Chang: The thing about Arrive is that there’s always a support system — there are plenty of people I can lean on on my team. And now it’s great because we have an extensive training program with more resources, in addition to a valuable support system when new hires hit the floor.
Getting to know everyone at the company is a huge stepping stone to help you in your career.”
Who’s someone that helped you get to where you are at Arrive today?
Chang: On my first day, the very first call, I remember answering the phone and freezing — I didn’t know how to sell, and I was so afraid of making a mistake. The mentor who was training me joined my call so I could just listen to him. He really set the example. I don’t know what I would have done if he wasn’t there.
Samuel: Our VP of carrier sales is the reason I’m in my current role. We have an internal board where new jobs are posted all the time. This VP set up a meeting where he encouraged me to apply, saying my name had come up in conversations. He really believed in me, and other people were dropping my name as a potential candidate for the role too. Getting to know everyone at the company is a huge stepping stone to help you in your career.
Pasquale: The reason I’m here is all thanks to a handful of people, including my first mentor, and my current senior manager. They had a hand in building me up to where I am now.
Women in Logistics
- Samuel: Now that I’m in a leadership position, I use it to encourage other women. I check in with my team constantly and always encourage confidence and hard work — it really pays off in this industry.
- Chang: Our Client Success Manager , and Chief Strategy Officer, are both amazing role models. They constantly remind all employees to be confident in our skills and let our talent and hard work speak for itself.
As a manager, how do you support your team?
Pasquale: The first thing I do with new trainees is get to know them on a personal level. Good managers need to be empathetic towards everyone — each person is different, and it’s my job to figure out what the best formula is to help them to grow. Every single week, I block out time where we all have a meeting with no set agenda — it’s just a chance for everyone to talk. Once you know them, you can push them to grow.
Chang: I always make time for one-on-ones — once a month for sure, but I try to do it twice a month. I make myself available and let them know that they’re my focus. I want them to feel like they run the show day-to-day, but that I’m involved enough to know what the issues are. There are also little things that show that I’m there for them as a person — planning team outings, ordering breakfast for everyone, things like that. Maybe you’re having a bad day and you want donuts, so we get donuts for the whole team.
Samuel: I’ve only been in this role for two weeks. I was just in Colombia, and my sole focus of the trip was to build a relationship with everyone there. I’d never met them in person — they have somebody new that they have to report to, and it’s probably nerve wracking. So when I was there, I did 1one-on-ones with every single person — just an easy conversation where we got to know each other. I also walked around and shook every person’s hand.
What are your long-term ambitions at Arrive?
Samuel: I want to continue to be surprised.

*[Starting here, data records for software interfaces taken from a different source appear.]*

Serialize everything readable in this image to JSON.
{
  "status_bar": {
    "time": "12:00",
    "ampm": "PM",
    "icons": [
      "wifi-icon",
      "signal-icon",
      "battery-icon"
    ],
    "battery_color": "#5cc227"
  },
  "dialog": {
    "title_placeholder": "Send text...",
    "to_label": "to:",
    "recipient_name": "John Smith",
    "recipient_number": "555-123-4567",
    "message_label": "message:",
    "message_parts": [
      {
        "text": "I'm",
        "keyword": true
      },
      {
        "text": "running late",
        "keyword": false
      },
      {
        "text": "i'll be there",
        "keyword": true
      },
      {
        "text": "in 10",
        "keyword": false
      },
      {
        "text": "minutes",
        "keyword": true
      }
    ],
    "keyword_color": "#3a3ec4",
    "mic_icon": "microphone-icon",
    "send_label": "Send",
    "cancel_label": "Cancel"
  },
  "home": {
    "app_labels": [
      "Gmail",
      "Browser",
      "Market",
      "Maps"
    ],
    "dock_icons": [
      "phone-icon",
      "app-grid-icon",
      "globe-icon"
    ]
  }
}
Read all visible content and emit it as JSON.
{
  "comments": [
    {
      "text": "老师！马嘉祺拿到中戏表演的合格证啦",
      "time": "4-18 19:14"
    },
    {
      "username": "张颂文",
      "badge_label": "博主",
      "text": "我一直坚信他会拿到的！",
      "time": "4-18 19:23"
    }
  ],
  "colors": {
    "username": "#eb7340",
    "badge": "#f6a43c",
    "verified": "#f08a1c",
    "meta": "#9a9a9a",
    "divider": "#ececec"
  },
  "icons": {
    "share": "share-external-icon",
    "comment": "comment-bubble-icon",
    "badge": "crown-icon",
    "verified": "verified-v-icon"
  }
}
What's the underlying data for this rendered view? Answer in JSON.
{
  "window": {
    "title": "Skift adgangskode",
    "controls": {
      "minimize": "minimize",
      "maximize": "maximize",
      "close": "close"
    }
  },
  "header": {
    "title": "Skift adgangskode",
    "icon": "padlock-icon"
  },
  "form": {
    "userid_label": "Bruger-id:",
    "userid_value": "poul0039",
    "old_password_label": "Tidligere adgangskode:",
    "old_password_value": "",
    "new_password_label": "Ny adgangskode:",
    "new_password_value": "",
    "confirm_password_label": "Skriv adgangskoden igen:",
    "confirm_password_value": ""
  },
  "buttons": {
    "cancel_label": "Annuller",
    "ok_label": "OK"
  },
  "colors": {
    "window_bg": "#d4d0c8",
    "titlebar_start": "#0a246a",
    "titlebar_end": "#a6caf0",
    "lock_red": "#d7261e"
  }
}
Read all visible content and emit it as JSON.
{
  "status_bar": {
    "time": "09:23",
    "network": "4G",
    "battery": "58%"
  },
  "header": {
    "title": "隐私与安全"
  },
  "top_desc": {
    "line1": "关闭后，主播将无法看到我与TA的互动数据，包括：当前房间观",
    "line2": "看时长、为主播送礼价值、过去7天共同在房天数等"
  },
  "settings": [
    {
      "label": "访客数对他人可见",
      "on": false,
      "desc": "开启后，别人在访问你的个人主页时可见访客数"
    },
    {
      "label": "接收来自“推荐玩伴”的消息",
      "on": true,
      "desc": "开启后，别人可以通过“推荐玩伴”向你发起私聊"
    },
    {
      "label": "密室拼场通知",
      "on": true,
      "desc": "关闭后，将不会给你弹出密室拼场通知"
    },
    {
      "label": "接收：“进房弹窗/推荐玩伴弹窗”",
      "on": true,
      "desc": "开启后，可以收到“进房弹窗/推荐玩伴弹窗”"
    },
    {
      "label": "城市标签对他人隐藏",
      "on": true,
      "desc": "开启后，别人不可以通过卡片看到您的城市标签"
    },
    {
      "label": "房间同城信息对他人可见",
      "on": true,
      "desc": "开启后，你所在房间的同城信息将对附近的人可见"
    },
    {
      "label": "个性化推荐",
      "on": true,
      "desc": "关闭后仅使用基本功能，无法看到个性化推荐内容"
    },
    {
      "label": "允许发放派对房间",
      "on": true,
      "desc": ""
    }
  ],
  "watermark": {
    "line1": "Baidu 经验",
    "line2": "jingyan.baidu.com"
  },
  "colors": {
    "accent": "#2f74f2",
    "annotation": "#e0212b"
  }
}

I just started this role, so I’m hoping to be here for a while, but I truly believe that after this I will go to something else that’s even more scaled. It’s only the beginning.
Chang: I’m excited to see what the future holds — there are new roles popping up all the time. But right now, I’m really enjoying this team lead role where I get to coach and develop reps.
Pasquale: My VP asked me the same question in my interview, and I said “I want your job.” There’s not a doubt in my mind I can get there.